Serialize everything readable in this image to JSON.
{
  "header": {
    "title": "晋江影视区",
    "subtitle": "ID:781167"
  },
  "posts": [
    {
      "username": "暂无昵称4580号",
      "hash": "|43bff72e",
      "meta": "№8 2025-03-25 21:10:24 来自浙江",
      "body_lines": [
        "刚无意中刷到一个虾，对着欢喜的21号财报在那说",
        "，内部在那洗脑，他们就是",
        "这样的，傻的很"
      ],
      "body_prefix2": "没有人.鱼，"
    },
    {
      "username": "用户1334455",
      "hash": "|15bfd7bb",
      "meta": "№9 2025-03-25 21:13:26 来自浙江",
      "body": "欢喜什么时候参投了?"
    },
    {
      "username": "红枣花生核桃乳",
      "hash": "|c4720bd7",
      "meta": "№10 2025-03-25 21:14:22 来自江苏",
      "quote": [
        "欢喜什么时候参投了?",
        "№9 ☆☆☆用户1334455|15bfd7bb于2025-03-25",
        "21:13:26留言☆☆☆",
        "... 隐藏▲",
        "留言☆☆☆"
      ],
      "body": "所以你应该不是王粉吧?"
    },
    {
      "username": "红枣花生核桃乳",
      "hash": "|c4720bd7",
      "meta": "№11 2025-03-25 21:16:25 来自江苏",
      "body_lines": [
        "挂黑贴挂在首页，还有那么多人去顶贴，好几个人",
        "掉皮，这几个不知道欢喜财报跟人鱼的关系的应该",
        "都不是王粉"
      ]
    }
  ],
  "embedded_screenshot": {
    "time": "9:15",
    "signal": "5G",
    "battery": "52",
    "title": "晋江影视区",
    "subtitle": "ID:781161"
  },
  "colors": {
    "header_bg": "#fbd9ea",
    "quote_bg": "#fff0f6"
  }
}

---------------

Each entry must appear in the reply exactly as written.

§ Task result
Serialize everything readable in this image to JSON.
{
  "header": {
    "title": "晋江影视区",
    "subtitle": "ID:781167"
  },
  "posts": [
    {
      "username": "暂无昵称4580号",
      "hash": "|43bff72e",
      "meta": "№8 2025-03-25 21:10:24 来自浙江",
      "body_lines": [
        "刚无意中刷到一个虾，对着欢喜的21号财报在那说",
        "，内部在那洗脑，他们就是",
        "这样的，傻的很"
      ],
      "body_prefix2": "没有人.鱼，"
    },
    {
      "username": "用户1334455",
      "hash": "|15bfd7bb",
      "meta": "№9 2025-03-25 21:13:26 来自浙江",
      "body": "欢喜什么时候参投了?"
    },
    {
      "username": "红枣花生核桃乳",
      "hash": "|c4720bd7",
      "meta": "№10 2025-03-25 21:14:22 来自江苏",
      "quote": [
        "欢喜什么时候参投了?",
        "№9 ☆☆☆用户1334455|15bfd7bb于2025-03-25",
        "21:13:26留言☆☆☆",
        "... 隐藏▲",
        "留言☆☆☆"
      ],
      "body": "所以你应该不是王粉吧?"
    },
    {
      "username": "红枣花生核桃乳",
      "hash": "|c4720bd7",
      "meta": "№11 2025-03-25 21:16:25 来自江苏",
      "body_lines": [
        "挂黑贴挂在首页，还有那么多人去顶贴，好几个人",
        "掉皮，这几个不知道欢喜财报跟人鱼的关系的应该",
        "都不是王粉"
      ]
    }
  ],
  "embedded_screenshot": {
    "time": "9:15",
    "signal": "5G",
    "battery": "52",
    "title": "晋江影视区",
    "subtitle": "ID:781161"
  },
  "colors": {
    "header_bg": "#fbd9ea",
    "quote_bg": "#fff0f6"
  }
}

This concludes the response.